# App and web page records
○ ○ ○ ○

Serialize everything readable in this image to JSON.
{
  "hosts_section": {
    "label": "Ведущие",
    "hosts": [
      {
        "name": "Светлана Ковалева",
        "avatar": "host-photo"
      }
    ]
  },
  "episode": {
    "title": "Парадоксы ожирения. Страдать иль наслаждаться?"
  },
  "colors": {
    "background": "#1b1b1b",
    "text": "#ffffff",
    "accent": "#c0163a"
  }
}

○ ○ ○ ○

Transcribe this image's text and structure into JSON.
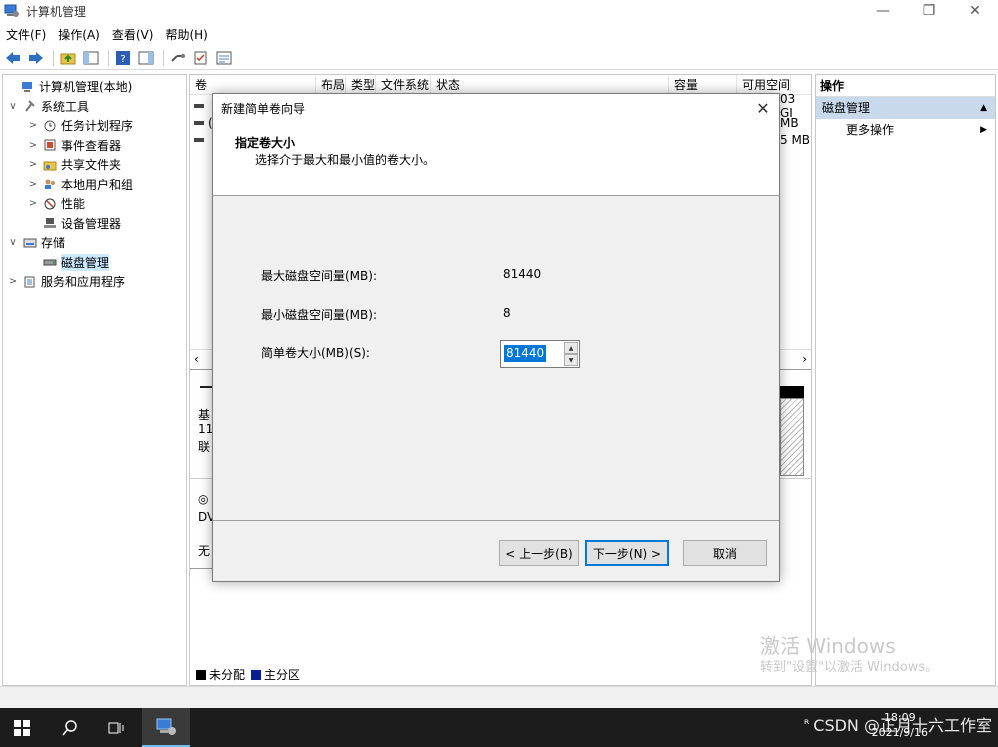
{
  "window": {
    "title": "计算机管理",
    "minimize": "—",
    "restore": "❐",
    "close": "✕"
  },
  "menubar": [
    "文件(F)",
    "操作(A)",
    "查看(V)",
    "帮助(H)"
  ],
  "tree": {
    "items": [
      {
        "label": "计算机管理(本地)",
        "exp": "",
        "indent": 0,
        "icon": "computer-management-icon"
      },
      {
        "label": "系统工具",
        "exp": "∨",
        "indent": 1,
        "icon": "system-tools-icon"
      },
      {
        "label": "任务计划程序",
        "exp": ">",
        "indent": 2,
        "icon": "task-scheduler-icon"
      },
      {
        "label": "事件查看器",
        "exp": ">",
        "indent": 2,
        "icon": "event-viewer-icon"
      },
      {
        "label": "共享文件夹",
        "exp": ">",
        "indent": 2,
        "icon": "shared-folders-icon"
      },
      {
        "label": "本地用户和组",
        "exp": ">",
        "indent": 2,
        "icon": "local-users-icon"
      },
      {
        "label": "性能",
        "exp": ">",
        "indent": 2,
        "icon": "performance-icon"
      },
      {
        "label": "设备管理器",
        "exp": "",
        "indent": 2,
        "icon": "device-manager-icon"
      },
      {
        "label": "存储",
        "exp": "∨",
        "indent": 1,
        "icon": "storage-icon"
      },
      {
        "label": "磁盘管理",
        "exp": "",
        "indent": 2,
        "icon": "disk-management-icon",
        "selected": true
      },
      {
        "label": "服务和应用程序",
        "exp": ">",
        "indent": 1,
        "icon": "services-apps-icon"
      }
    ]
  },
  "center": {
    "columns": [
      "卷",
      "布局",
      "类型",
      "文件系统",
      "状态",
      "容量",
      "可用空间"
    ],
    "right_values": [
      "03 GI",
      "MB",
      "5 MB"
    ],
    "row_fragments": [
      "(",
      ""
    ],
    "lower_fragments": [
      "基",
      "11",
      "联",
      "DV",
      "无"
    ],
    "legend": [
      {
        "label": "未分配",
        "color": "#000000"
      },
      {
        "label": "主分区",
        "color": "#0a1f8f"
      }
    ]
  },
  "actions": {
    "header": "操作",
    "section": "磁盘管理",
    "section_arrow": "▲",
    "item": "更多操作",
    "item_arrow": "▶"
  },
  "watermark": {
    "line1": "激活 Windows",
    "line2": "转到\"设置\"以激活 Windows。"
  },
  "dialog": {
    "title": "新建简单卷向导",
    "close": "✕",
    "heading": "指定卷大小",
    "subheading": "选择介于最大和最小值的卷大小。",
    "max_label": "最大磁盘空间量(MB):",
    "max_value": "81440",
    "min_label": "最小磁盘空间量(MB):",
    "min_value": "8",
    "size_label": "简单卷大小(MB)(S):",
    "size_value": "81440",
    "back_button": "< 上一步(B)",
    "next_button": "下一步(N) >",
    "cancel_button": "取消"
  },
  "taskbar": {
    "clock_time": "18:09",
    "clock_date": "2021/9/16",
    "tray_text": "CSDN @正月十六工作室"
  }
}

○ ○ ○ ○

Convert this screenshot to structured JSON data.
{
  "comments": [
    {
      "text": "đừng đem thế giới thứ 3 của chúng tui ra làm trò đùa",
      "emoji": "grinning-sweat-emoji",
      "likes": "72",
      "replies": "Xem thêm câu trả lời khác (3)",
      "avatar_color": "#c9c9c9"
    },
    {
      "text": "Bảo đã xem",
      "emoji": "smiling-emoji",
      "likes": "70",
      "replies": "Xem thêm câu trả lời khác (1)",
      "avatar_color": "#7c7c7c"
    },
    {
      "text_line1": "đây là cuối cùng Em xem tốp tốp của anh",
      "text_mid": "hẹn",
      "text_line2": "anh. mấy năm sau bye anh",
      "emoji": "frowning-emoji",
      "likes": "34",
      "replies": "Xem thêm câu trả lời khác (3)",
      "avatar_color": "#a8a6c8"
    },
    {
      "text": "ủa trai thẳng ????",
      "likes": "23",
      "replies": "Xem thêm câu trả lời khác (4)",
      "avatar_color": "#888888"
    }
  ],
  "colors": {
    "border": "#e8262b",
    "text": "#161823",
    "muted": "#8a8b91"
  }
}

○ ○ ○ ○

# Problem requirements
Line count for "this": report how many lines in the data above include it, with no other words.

# Exercise response
3